The text message exchanges released by the Court of Appeal also show that Meghan’s former Communications Secretary had her saved in his phone under the name Tilly.
When the Duchess of Sussex won her high-profile legal battle with the publishers of the Mail on Sunday earlier this year after they published parts of a letter she wrote to her father, she issued a statement saying she hoped it set a “legal precedent that you cannot take somebody’s privacy and exploit it in a privacy case.
However, for the past three days the Court of Appeal has been hearing Associated Newspapers Ltd’s bid to overturn that judgement which has involved significant new personal information being put into the public domain.
Meghan’s text message exchanges with her former Communications Secretary Jason Knauf were released by the court today after they featured in a witness statement by Mr. Knauf that the newspaper group is hoping use as new evidence.
Featuring her thoughts as she drafted the letter to Thomas Markle, the messages reveal Meghan’s frustrations at the royal family’s reaction to him talking to the media. She refers to Harry receiving “constant berating” over the situation.

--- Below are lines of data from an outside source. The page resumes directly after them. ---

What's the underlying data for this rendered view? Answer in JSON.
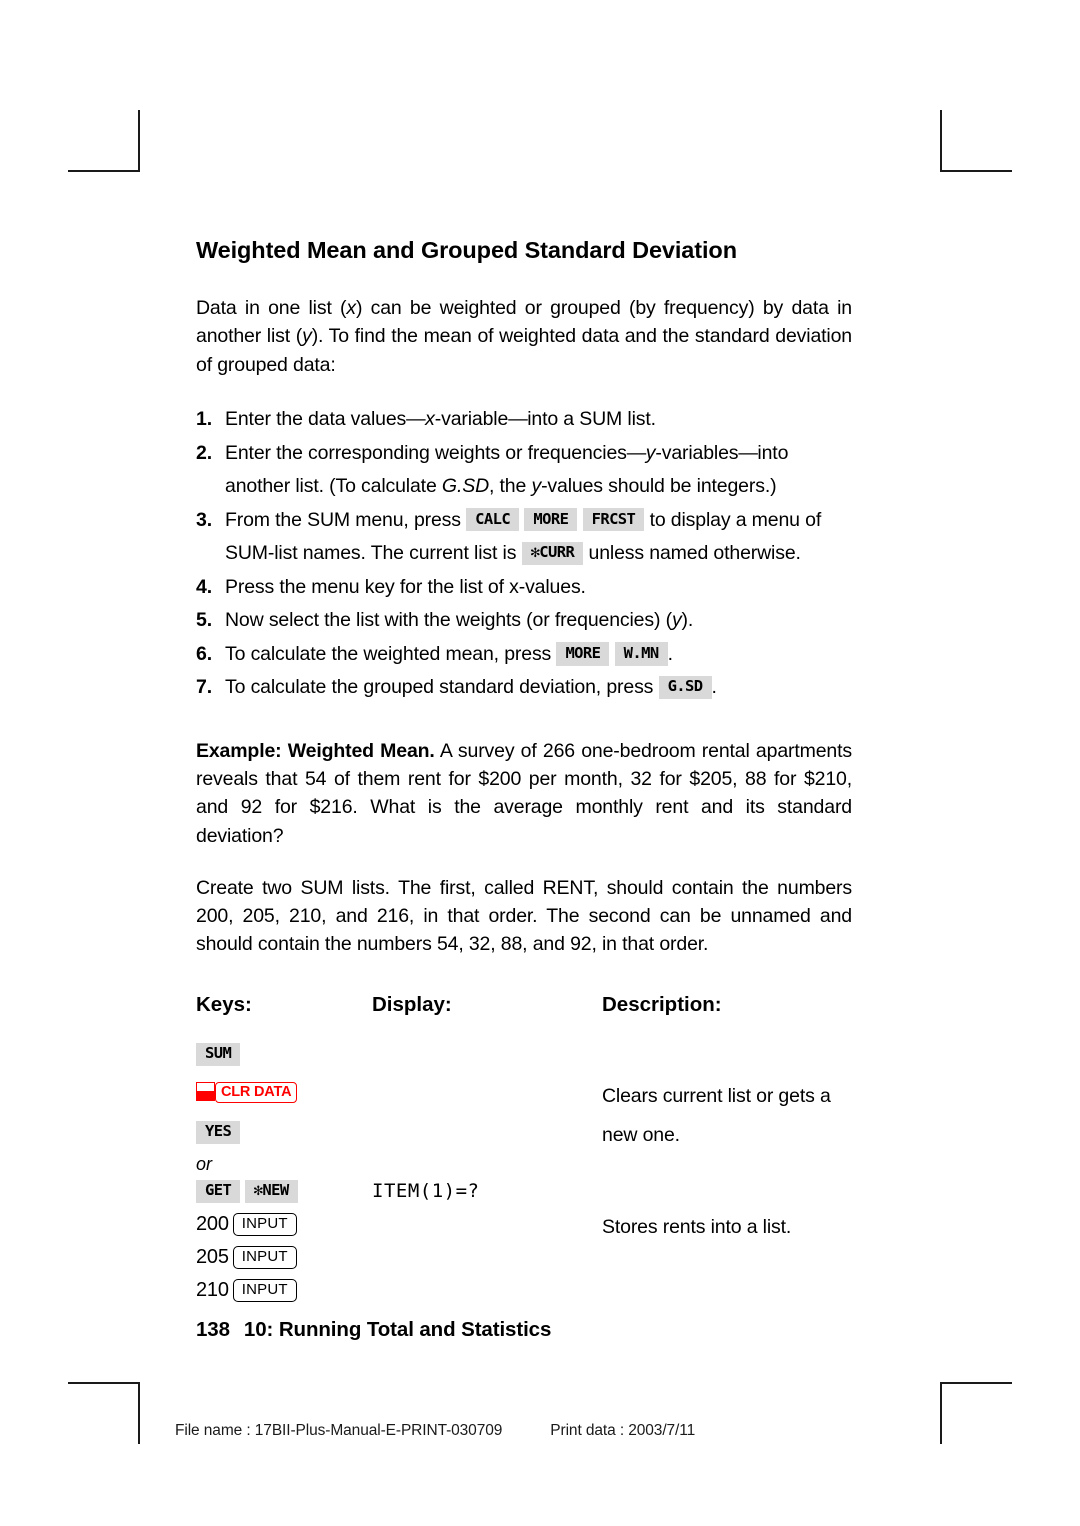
{
  "title": "Weighted Mean and Grouped Standard Deviation",
  "intro": {
    "p1_a": "Data in one list (",
    "p1_x": "x",
    "p1_b": ") can be weighted or grouped (by frequency) by data in another list (",
    "p1_y": "y",
    "p1_c": "). To find the mean of weighted data and the standard deviation of grouped data:"
  },
  "steps": [
    {
      "num": "1.",
      "a": "Enter the data values",
      "dash1": "—",
      "var1": "x",
      "b": "-variable",
      "dash2": "—",
      "c": "into a SUM list."
    },
    {
      "num": "2.",
      "a": "Enter the corresponding weights or frequencies",
      "dash1": "—",
      "var1": "y",
      "b": "-variables",
      "dash2": "—",
      "c": "into another list. (To calculate ",
      "italic2": "G.SD",
      "d": ", the ",
      "var2": "y",
      "e": "-values should be integers.)"
    },
    {
      "num": "3.",
      "a": "From the SUM menu, press",
      "key1": "CALC",
      "key2": "MORE",
      "key3": "FRCST",
      "b": "to display a menu of SUM-list names. The current list is",
      "key4": "✻CURR",
      "c": "unless named otherwise."
    },
    {
      "num": "4.",
      "a": "Press the menu key for the list of x-values."
    },
    {
      "num": "5.",
      "a": "Now select the list with the weights (or frequencies) (",
      "var1": "y",
      "b": ")."
    },
    {
      "num": "6.",
      "a": "To calculate the weighted mean, press",
      "key1": "MORE",
      "key2": "W.MN",
      "b": "."
    },
    {
      "num": "7.",
      "a": "To calculate the grouped standard deviation, press",
      "key1": "G.SD",
      "b": "."
    }
  ],
  "example": {
    "lead": "Example: Weighted Mean.",
    "text": " A survey of 266 one-bedroom rental apartments reveals that 54 of them rent for $200 per month, 32 for $205, 88 for $210, and 92 for $216. What is the average monthly rent and its standard deviation?"
  },
  "create_lists": "Create two SUM lists. The first, called RENT, should contain the numbers 200, 205, 210, and 216, in that order. The second can be unnamed and should contain the numbers 54, 32, 88, and 92, in that order.",
  "keytable": {
    "headers": {
      "keys": "Keys:",
      "display": "Display:",
      "description": "Description:"
    },
    "rows": [
      {
        "keys": [
          "SUM"
        ],
        "display": "",
        "description": ""
      },
      {
        "shift": true,
        "red_key": "CLR DATA",
        "display": "",
        "description": "Clears current list or gets a"
      },
      {
        "keys": [
          "YES"
        ],
        "display": "",
        "description": "new one."
      },
      {
        "or_label": "or",
        "display": "",
        "description": ""
      },
      {
        "keys": [
          "GET",
          "✻NEW"
        ],
        "display": "ITEM(1)=?",
        "description": ""
      },
      {
        "number": "200",
        "hard_key": "INPUT",
        "display": "",
        "description": "Stores rents into a list."
      },
      {
        "number": "205",
        "hard_key": "INPUT",
        "display": "",
        "description": ""
      },
      {
        "number": "210",
        "hard_key": "INPUT",
        "display": "",
        "description": ""
      }
    ]
  },
  "page_footer": {
    "page_number": "138",
    "chapter": "10: Running Total and Statistics"
  },
  "print_line": {
    "file_name": "File name : 17BII-Plus-Manual-E-PRINT-030709",
    "print_data": "Print data : 2003/7/11"
  },
  "colors": {
    "key_gray": "#d9d9d9",
    "shift_red": "#ff0000",
    "text_black": "#000000"
  }
}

“Even after a week with his dad and endlessly explaining the situation, his family seem to forget the context – and revert to ‘can’t she just go and see him and make this stop?
They fundamentally don’t understand so at least by writing H will be able to say to his family… ‘she wrote him a letter and he’s still doing it.
The message exchanges also show that Meghan drafted the letter with “the understanding that it could be leaked” and considered how calling Mr.
Markle “Daddy” would “pull at the heartstrings” in the “unfortunate” event it was made public. Mr. Knauf responded by praising her efforts as “very strong – enough emotion to be authentic, but all in a resigned sadness rather than anger.
Will redraft one page and try to fit it in.Meghan, who the messages show appeared to be saved in Mr.Knauf’s phone under the name Tilly, wrote that she felt “fantastic” after writing the letter, adding:
“And if he leaks it then that’s on his conscious (sic) but at least the world will know the truth. Words I could never voice publicly.
It was announced that Meghan had launched the civil case against Associated Newspapers Limited in October 2019 as she and Harry ended a royal tour of South Africa. She was awarded a summary judgement in February this year by High Court Judge Lord Justice Warby.
On Thursday, a witness statement from ANL’s lawyer Keith Mathieson said that, following the summary judgement in Meghan’s favor, the publisher was contacted by a source who said that Mr.
Knauf “now regretted not providing a witness statement to us.It did indeed turn out that, since the summary judgment had deprived Mr Knauf of the opportunity to provide evidence at a trial, he now wished to provide a witness statement to the parties so that his evidence could be considered as part of the appeal,” the statement read. A decision on the appeal is expected at a later date.